■ **Given records**

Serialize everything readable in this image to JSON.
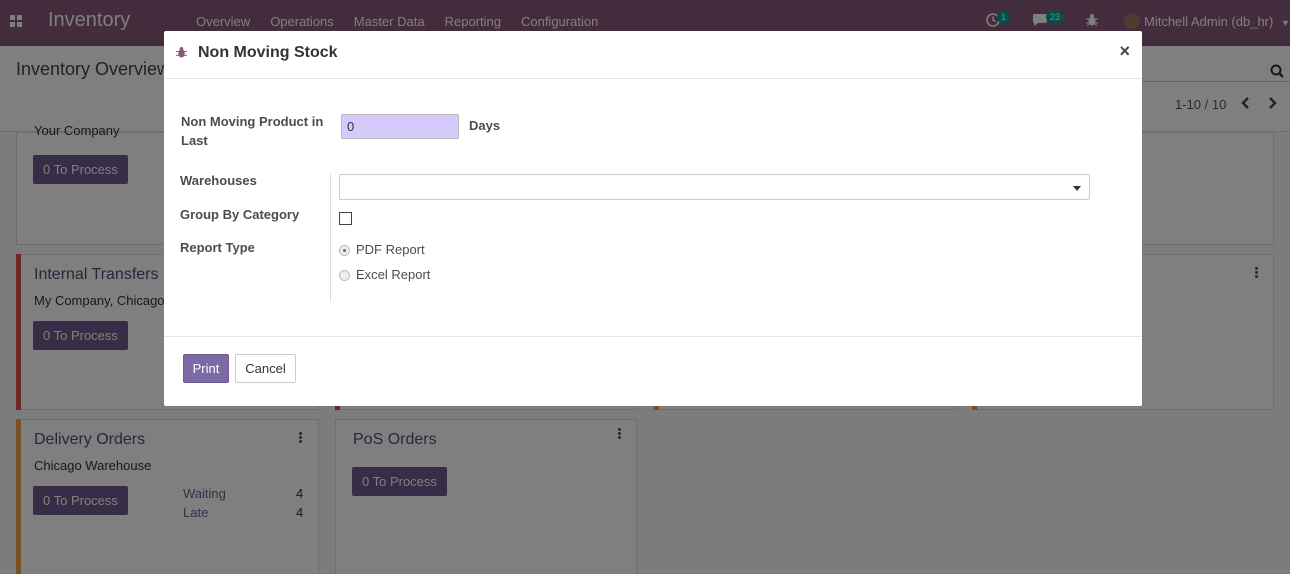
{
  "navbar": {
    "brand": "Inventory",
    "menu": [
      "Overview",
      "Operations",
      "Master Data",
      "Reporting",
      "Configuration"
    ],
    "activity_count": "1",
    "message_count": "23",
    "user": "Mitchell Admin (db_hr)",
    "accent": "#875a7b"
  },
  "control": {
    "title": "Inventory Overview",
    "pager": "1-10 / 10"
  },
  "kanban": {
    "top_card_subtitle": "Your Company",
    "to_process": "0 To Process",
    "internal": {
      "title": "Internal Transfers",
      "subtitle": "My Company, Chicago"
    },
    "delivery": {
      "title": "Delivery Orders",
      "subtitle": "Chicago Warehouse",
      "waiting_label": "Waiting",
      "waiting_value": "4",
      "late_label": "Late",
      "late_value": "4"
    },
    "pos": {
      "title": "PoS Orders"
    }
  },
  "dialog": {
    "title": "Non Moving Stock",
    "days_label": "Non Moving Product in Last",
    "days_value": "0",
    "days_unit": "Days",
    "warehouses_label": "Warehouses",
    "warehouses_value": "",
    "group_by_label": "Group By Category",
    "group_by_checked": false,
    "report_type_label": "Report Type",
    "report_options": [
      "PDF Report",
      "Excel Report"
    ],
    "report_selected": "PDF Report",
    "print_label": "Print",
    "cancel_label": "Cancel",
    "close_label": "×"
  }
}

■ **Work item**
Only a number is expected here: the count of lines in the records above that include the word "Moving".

■ **Result of the exercise**
2